# A ball with a mass of #2 kg# is rolling at #7 m/s# and elastically collides with a resting ball with a mass of #1 kg#. What are the post-collision velocities of the balls?

In a perfectly elastic collision,

In a perfectly elastic collision, momentum and mechanical energy are conserved.

As two objects collide, all of the kinetic energy they possess is transferred into elastic potential energy in their molecular bonds, and then all of that energy which is stored in the bonds is transformed back into the post-collision kinetic energy of the object. Although energy is transformed into potential energy during the collision, the mechanical energy before and after the collision is purely kinetic energy.

You can determine the final velocities in terms of the given quantities using these equations(1):

Therefore, the post-collision velocity of the first ball is:

and the post collision velocity of the second ball is:

By signing up, you agree to our Terms of Service and Privacy Policy

To find the post-collision velocities of the balls, we can use the principle of conservation of momentum and the law of conservation of kinetic energy. Let ( v_1 ) and ( v_2 ) represent the velocities of the 2 kg and 1 kg balls respectively after the collision.

By conservation of momentum: [ m_1 \cdot v_{1i} + m_2 \cdot v_{2i} = m_1 \cdot v_1 + m_2 \cdot v_2 ]

Where:
( m_1 = 2 ) kg (mass of the first ball)

( m_2 = 1 ) kg (mass of the second ball)

( v_{1i} = 7 ) m/s (initial velocity of the first ball)

( v_{2i} = 0 ) m/s (initial velocity of the second ball)

Substituting the given values, we have: [ 2 \cdot 7 + 1 \cdot 0 = 2 \cdot v_1 + 1 \cdot v_2 ]

By conservation of kinetic energy (since it's an elastic collision): [ \frac{1}{2} m_1 \cdot v_{1i}^2 + \frac{1}{2} m_2 \cdot v_{2i}^2 = \frac{1}{2} m_1 \cdot v_1^2 + \frac{1}{2} m_2 \cdot v_2^2 ]

Substituting the given values, we have: [ \frac{1}{2} \cdot 2 \cdot 7^2 + \frac{1}{2} \cdot 1 \cdot 0^2 = \frac{1}{2} \cdot 2 \cdot v_1^2 + \frac{1}{2} \cdot 1 \cdot v_2^2 ]

Solving these equations simultaneously will give us the post-collision velocities of the balls.

By signing up, you agree to our Terms of Service and Privacy Policy

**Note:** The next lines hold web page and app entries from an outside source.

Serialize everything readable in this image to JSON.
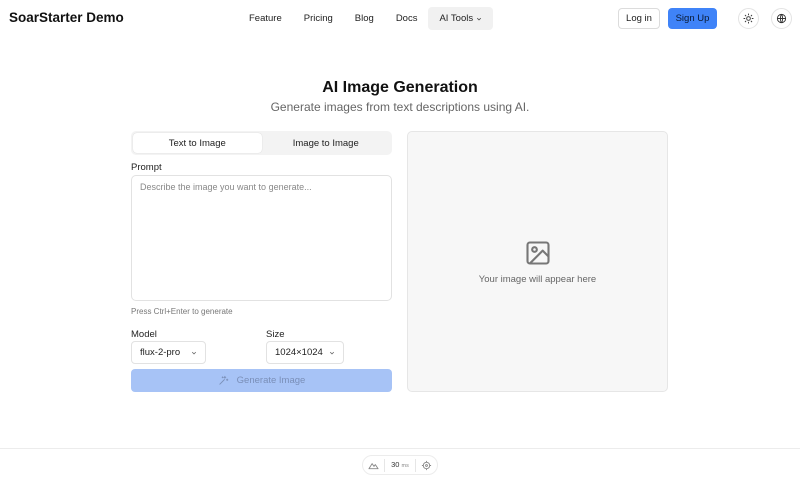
{
  "header": {
    "brand": "SoarStarter Demo",
    "nav": [
      "Feature",
      "Pricing",
      "Blog",
      "Docs"
    ],
    "ai_tools": "AI Tools",
    "login": "Log in",
    "signup": "Sign Up",
    "theme_icon": "sun-icon",
    "language_icon": "globe-icon"
  },
  "page": {
    "title": "AI Image Generation",
    "subtitle": "Generate images from text descriptions using AI."
  },
  "form": {
    "tabs": [
      "Text to Image",
      "Image to Image"
    ],
    "active_tab": "Text to Image",
    "prompt_label": "Prompt",
    "prompt_placeholder": "Describe the image you want to generate...",
    "prompt_value": "",
    "hint": "Press Ctrl+Enter to generate",
    "model_label": "Model",
    "model_value": "flux-2-pro",
    "size_label": "Size",
    "size_value": "1024×1024",
    "generate": "Generate Image"
  },
  "preview": {
    "icon": "image-icon",
    "text": "Your image will appear here"
  },
  "devbar": {
    "ms_value": "30",
    "ms_unit": "ms"
  },
  "colors": {
    "accent": "#3f83f8",
    "accent_disabled": "#a7c3f6"
  }
}
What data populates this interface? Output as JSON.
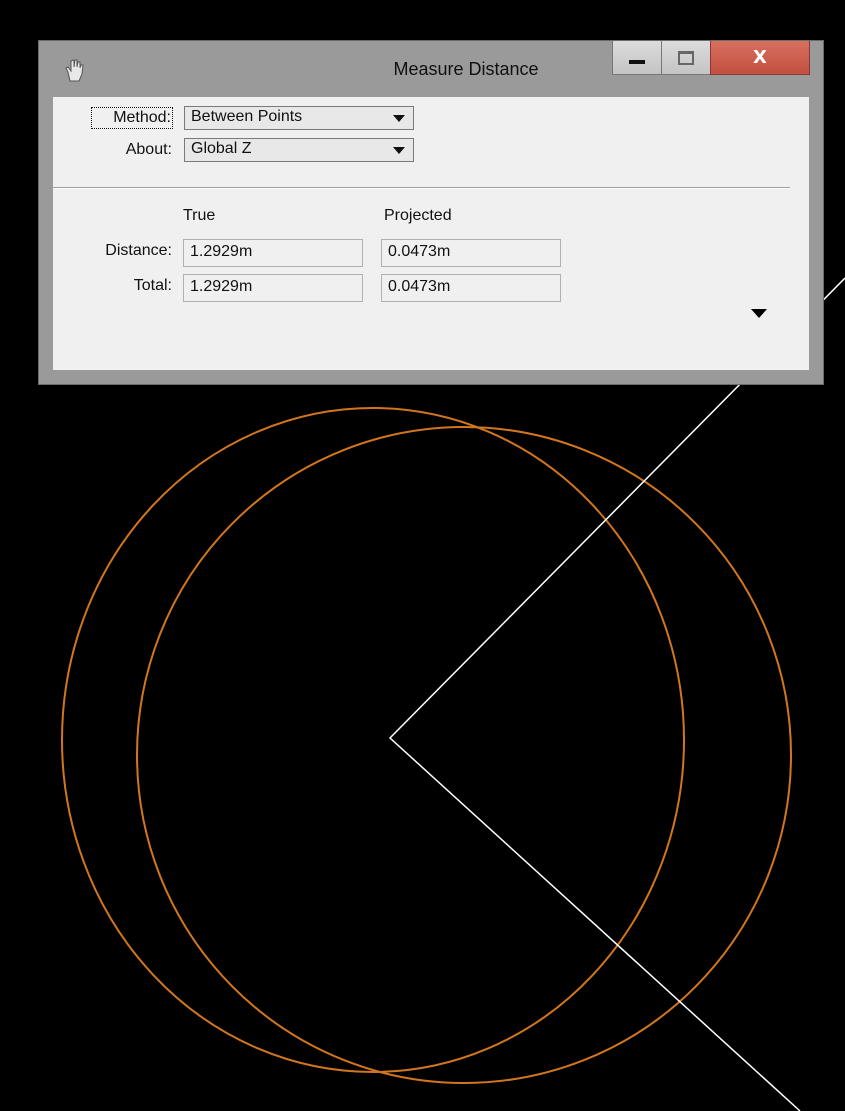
{
  "window": {
    "title": "Measure Distance",
    "close_label": "X"
  },
  "form": {
    "method": {
      "label": "Method:",
      "value": "Between Points"
    },
    "about": {
      "label": "About:",
      "value": "Global Z"
    },
    "columns": {
      "true": "True",
      "projected": "Projected"
    },
    "distance": {
      "label": "Distance:",
      "true": "1.2929m",
      "projected": "0.0473m"
    },
    "total": {
      "label": "Total:",
      "true": "1.2929m",
      "projected": "0.0473m"
    }
  },
  "icons": {
    "app": "hand-pointer-icon",
    "minimize": "minimize-icon",
    "maximize": "maximize-icon",
    "close": "close-icon",
    "expand": "expand-triangle-icon"
  },
  "colors": {
    "canvas_background": "#000000",
    "circle_stroke": "#d2761e",
    "line_stroke": "#ffffff",
    "close_button": "#c75446"
  }
}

When evaluating a one-sided limit, you need to be careful when a quantity is approaching zero since its sign is different depending on which way it is approaching zero from. Let us look at some examples.

When evaluating a one-sided limit, you need to be careful when a quantity is approaching zero since its sign is different depending on which way it is approaching zero from. Let us look at some examples.

When evaluating a one-sided limit, you need to be careful when a quantity is approaching zero since its sign is different depending on which way it is approaching zero from. Let us look at some examples.

- An astronaut with a mass of #90 kg# is floating in space. If the astronaut throws an object with a mass of #7 kg# at a speed of #2/9 m/s#, how much will his speed change by?
- An astronaut with a mass of #95 kg# is floating in space. If the astronaut throws an object with a mass of #3 kg# at a speed of #1/8 m/s#, how much will his speed change by?
- A ball with a mass of # 6 kg# is rolling at #2 m/s# and elastically collides with a resting ball with a mass of # 8 kg#. What are the post-collision velocities of the balls?
- A ball with a mass of #7 kg # and velocity of #1 m/s# collides with a second ball with a mass of #6 kg# and velocity of #- 5 m/s#. If #75%# of the kinetic energy is lost, what are the final velocities of the balls?
- A ball with a mass of #5 kg# moving at #12 m/s# hits a still ball with a mass of #9 kg#. If the first ball stops moving, how fast is the second ball moving? How much kinetic energy was lost as heat in the collision?

- 98% accuracy study help
- Covers math, physics, chemistry, biology, and more
- Step-by-step, in-depth guides
- Readily available 24/7